It is our hope to be able to offer novel therapies derived from this research to our patients at the Yale Cancer Center, he said. The overall program represents a significant commitment of the Yale School of Medicine and the participating investigators to studies that have direct relevance to cancer biology and therapy.

In one research project, Alan Sartorelli, professor of pharmacology, will develop new cancer prodrugs that become activated in the low-oxygen conditions in which tumor cells can thrive. Once activated, the drug sets in motion the destruction of a resistance protein that repairs certain DNA lesions.

Glazer will lead a study of the cancer DNA repair genes, RAD51 and BRCA1, in cancer cells. His goal is to devise strategies to render cancer cells vulnerable to therapies that target interconnected repair pathways. RAD51 creates a protein that performs DNA repair and BRCA1 is a tumor suppressor associated with breast cancer.

Joann Sweasy, professor of therapeutic radiology, will study how DNA repair occurs in the normal human population and in tumors. She will examine how deficiencies in DNA repair can be used to guide the design of new cancer therapies.

Patrick Sung, professor of therapeutic radiology and of molecular biophysics and biochemistry, will focus on the repair genes BRCA2, FANCD2, and RAD51, and how their repair pathways are regulated at the level of protein-protein interactions.


'/>"/>

Contact: Jacqueline Weaver
jacqueline.weaver@yale.edu
203-432-8555
Yale University
Source:Eurekalert

Related biology news :

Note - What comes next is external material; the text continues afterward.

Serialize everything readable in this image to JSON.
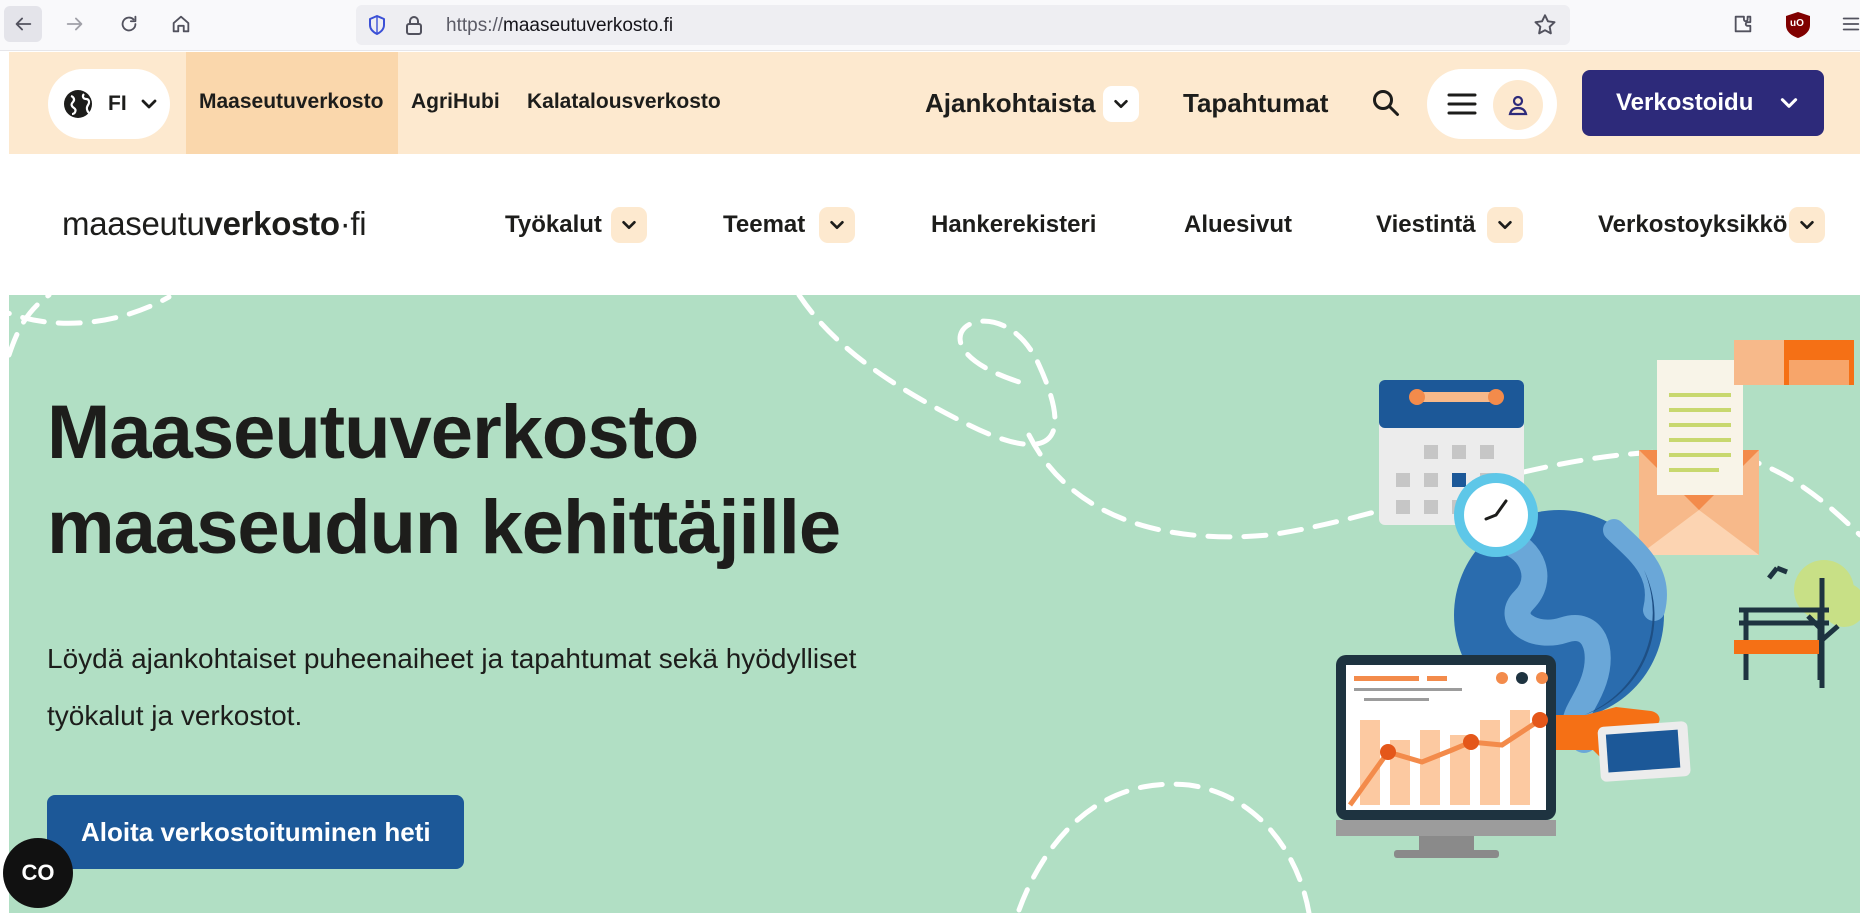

1. DuPonts first biologically derived polymer receives global recognition
2. OneWorld Health drug receives Orphan designation from U.S. and European regulatory agencies
3. Research on antibiotics receives historical recognition
4. Anthrax test, developed by army and CDC, receives FDA approval
5. Research team receives $7.5 million to study cassava
6. A comprehensive response to HIV could prevent 10 million AIDS deaths in Africa by 2020
7. UCLA launches $20 million stem cell institute to investigate HIV, cancer and neurological disorders
8. Six million Africans face famine because of locusts, drought
9. Retrovirus struck ancestors of chimpanzees and gorillas millions of years ago, but did not affect ancestral humans
10. Evidence of 600-million-year old fungi-algae symbiosis discovered in marine fossils
11. $5.1 billion would save 6 million children
Post Your Comments:
*Name:
*Comment:
*Email:
(Date:4/3/2017)... 2017  Data captured by IsoCode, IsoPlexis ... a statistically significant association between the potency ... and objective response of cancer patients post-treatment. ... whether cancer patients will respond to CAR-T ... as to improve both pre-infusion potency testing and ...
(Date:3/28/2017)... March 28, 2017 The report ... (Camera, Monitors, Servers, Storage Devices), Software (Video Analytics, VMS), ... - Global Forecast to 2022", published by MarketsandMarkets, the ... and is projected to reach USD 75.64 Billion by ... 2022. The base year considered for the study is ...
(Date:3/23/2017)... , Mar. 23, 2017 Research and Markets ... Market Analysis & Trends - Industry Forecast to 2025" report ... ... at a CAGR of around 8.8% over the next decade to ... report analyzes the market estimates and forecasts for all the given ...
Breaking Biology News(10 mins):
(Date:6/28/2017)... June 28, 2017 Michael Zasloff , ... University School of Medicine, and Founder, Chairman and CEO ... study that has helped clarify the function of alpha-Synuclein ... other neurodegenerative diseases. Denise Barbut , MD, FRCP, ... was senior co-author of the study. Published ...
(Date:6/28/2017)... ... June 28, 2017 , ... ... three research projects accepted for presentation at the 33rd Annual Meeting of the ... – including some of the world’s top thought leaders in reproductive medicine – ...
(Date:6/28/2017)... and London, June 28, 2017 (PRWEB) , ... ... ... The latest release of Siemens’ STAR-CCM+® software for multiphysics computational fluid ... enable automated product design exploration and optimization. STAR-CCM+ version 12.04 introduces Design ...
(Date:6/28/2017)... NC (PRWEB) , ... June 28, 2017 , ... Studies ... might lead to an effective treatment for Parkinson’s disease. But what has not been ... should take place to gain the best results. , A new study coming out ...
Breaking Biology Technology: